My wife and I are both 57 years old and plan to retire when we reach the full retirement age of 67. Based on some back-of-the-napkin math, I think we’ll need about $2 million to retire successfully, in addition to Social Security, and some real estate income. Here’s the problem: We only have about $1 million right now. Between the both of us, we’re investing a total of $2,000/month right now. If it took us 35 working years to accumulate $1 million, how in the world are we supposed to come up with another $1 million in just 10 years?
Every once in a while, I get an email that brings me nearly uncontrollable joy. Richard, you’ve just sent me one of those emails. And in return for the gift you gave me, I’m going to give you an incredible gift, too. Ready for it? Here it comes.
The hard work is done. You will more than likely have over $2 million at age 67.
At times, it seems like my column is an open love letter to mathematics, and this particular column won’t do anything to abate that assertion. Because of how compounding interest works, most people will accomplish their retirement asset goal when the value of their account is half of what they’ll need it to be, just 10 years out from retirement. Add on the fact that you’ll be adding $2,000/month to the pile for the next 10 years, and your quest for $2 million starts to look rather pedestrian.
If for some reason your goal was to accumulate another $1 million from scratch over the next 10 years, without the help from your current $1 million, your task would be quite difficult. But you’ve already done your part. For 35 years, you made decisions that have led to the accumulation of $1 million. Now, that $1 million will do most of the rest of the work.
Obviously, you didn’t share your risk tolerance or investment strategy with me in your email, but your goal to accumulate $2 million by age 67 is achievable because you need only a rather modest rate of return to succeed. If you weren’t contributing an additional $2,000/month, you’d need a tick above a 7% rate of return to reach $2 million. But since you’re inviting $2,000/month to the party, you’ll need to achieve only about 5.25% average return to succeed.
Which, of course, begs the question: What does it take to earn a 5.25% rate of return on a regular basis? I can’t guarantee you’ll get that sort of return over the next 10 years, and it’s highly unlikely you’ll find a financial institution that will guarantee it, either, but the stock and bond markets, when used in conjunction, have proven this task to be relatively easy.
A blended portfolio consisting of 60% stocks and 40% bonds (commonly called a 60/40 mix) has returned 9.78% annually over the last 10 years (period ending 12/31/20). And while past performance is not indicative of future performance, most investment professionals can help you construct a similar portfolio that achieves similar returns within your risk tolerance.

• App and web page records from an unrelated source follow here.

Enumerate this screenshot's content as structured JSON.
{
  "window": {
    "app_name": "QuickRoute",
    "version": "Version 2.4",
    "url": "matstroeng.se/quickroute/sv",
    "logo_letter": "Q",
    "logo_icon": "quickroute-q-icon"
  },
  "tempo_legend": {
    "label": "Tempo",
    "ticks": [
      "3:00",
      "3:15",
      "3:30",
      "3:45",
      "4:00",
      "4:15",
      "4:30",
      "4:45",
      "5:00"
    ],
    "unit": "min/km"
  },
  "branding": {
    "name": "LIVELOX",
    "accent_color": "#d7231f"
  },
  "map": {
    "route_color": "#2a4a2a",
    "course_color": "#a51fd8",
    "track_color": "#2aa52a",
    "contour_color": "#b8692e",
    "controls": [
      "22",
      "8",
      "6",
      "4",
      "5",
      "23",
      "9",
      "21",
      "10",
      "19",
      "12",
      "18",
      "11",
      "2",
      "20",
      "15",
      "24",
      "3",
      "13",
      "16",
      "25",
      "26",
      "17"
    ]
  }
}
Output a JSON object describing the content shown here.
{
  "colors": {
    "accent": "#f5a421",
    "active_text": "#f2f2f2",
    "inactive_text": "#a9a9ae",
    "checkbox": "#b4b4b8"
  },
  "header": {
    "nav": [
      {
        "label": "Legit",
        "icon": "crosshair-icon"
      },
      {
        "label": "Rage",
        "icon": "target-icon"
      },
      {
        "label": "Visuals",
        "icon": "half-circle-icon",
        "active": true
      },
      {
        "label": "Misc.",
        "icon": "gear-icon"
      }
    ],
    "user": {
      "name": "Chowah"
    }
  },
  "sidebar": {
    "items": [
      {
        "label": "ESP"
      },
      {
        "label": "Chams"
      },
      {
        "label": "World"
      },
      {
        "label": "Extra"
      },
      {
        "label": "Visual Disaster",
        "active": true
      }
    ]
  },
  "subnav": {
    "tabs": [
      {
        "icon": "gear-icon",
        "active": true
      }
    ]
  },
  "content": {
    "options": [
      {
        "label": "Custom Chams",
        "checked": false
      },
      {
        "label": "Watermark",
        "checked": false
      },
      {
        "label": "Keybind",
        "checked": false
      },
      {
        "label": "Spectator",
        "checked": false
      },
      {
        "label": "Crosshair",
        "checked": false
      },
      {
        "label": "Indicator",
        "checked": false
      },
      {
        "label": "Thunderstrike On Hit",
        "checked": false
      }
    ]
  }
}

It’s possible you accumulated your first $1 million without taking market risks, but I doubt it. If you did, however, and you’re hoping to get to $2 million without taking market risks, your chances of doing so successfully are slim to none, especially at a $2,000/month commitment. This possibility is the precise reason you need a healthy relationship with a trusted investment adviser. Too often, pre-retirees make uninformed last-second decisions that result in either taking on unsuitable risks or unknowingly getting too conservative. In either instance, retirement failure is the result.
I can’t tell you whether your risk tolerance can handle the risks associated with growing your nest egg from $1 million to $2 million over a 10-year period. However, I can tell you a 5.25% annual rate of return is incredibly realistic and achievable, if your risk tolerance supports it.
The importance of investing in accordance with your risk tolerance is certainly one takeaway here, but the other takeaway involves every article-clipper on the planet cutting this column out and sending it to a young person. An early commitment to saving is what got the job done here, and now you get to reap the rewards of that decision, Richard. Well done, sir. Well done.•
Dunn is CEO of Your Money Line powered by Pete the Planner, an employee-benefit organization focused on solving employees’ financial challenges. Email your financial questions to firstname.lastname@example.org.